Citation Styles & Tools: Citation Management Software

Quick help on citing sources and tools for storing and organizing sources.

3-Minute Intro to Citation Tools

Ready to get started? Here are some options to learn more:

  • Keep reading below
  • Use the links to the right to check out the guides or make a one-on-one appointment 
  • View recordings of our citation tools webinars here.



Citation tools help you store, organize, and share your research citations.

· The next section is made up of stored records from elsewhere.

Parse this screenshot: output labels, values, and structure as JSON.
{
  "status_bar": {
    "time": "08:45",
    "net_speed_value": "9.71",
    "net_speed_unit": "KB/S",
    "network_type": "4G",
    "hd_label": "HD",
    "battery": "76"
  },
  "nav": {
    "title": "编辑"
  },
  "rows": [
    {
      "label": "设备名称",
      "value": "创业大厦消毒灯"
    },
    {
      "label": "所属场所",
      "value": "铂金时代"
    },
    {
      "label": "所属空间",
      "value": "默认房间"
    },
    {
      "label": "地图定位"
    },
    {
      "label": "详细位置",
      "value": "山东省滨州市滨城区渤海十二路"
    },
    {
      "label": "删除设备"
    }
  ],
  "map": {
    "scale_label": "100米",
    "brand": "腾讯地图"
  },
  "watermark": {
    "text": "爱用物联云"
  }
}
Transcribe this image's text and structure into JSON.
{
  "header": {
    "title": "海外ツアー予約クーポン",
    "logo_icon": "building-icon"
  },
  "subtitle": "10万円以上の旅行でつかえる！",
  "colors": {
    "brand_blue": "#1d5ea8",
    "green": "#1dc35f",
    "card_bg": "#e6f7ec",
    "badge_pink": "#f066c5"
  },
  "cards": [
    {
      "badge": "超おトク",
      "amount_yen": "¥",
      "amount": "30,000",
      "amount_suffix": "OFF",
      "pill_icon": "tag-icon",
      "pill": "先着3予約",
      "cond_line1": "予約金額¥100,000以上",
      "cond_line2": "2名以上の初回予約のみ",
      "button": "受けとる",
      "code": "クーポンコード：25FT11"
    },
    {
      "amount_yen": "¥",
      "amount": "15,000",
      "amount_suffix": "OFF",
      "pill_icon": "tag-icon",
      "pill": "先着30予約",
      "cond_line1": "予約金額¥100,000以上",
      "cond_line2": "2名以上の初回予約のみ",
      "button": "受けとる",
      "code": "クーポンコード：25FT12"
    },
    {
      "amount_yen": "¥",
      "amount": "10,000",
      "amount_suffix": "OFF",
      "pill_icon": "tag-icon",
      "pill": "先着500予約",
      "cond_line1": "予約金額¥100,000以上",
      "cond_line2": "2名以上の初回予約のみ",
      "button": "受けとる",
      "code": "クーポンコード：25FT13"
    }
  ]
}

They also automatically format your bibliographies and in-text citations into whatever style you need (APA, MLA, Chicago, and many more). 


UW Libraries supports four citation managers: EndNote Basic, Mendeley, RefWorks, and Zotero. These citation managers provide the same basic features -- they allow you to save citations, organize them into folders or libraries, and generate bibliographies and citations as you write.

To decide which tool is right for you, review the charts below and talk with people in your department about the tools they use and why. Once you choose a tool, know that you can always change your mind; sources can easily be transferred between tools. (Please note that attachments don't always transfer.)

The best way to figure it out is to set up an account on one of the tools and try it! It can also help to make an individualized appointment with a graduate student librarian at the Research Commons to learn more about choosing and using the tools. We are here to help!


*EndNote also has a desktop version available for purchase from the UW bookstore

**Save to widgets have varying levels of functionality. Zotero and RefWorks seem to be the best at gathering data from various sources

For a longer of list of citation managers and their features, see Wikipedia’s Comparison of Reference Management Software

Table last updated: 11/14/17

Academic Social Networks

Some of the citation managers supported at UW (Zotero, Mendeley) include social networking aspects. Here are some other services that facilitate communication with academic colleagues who share research interests: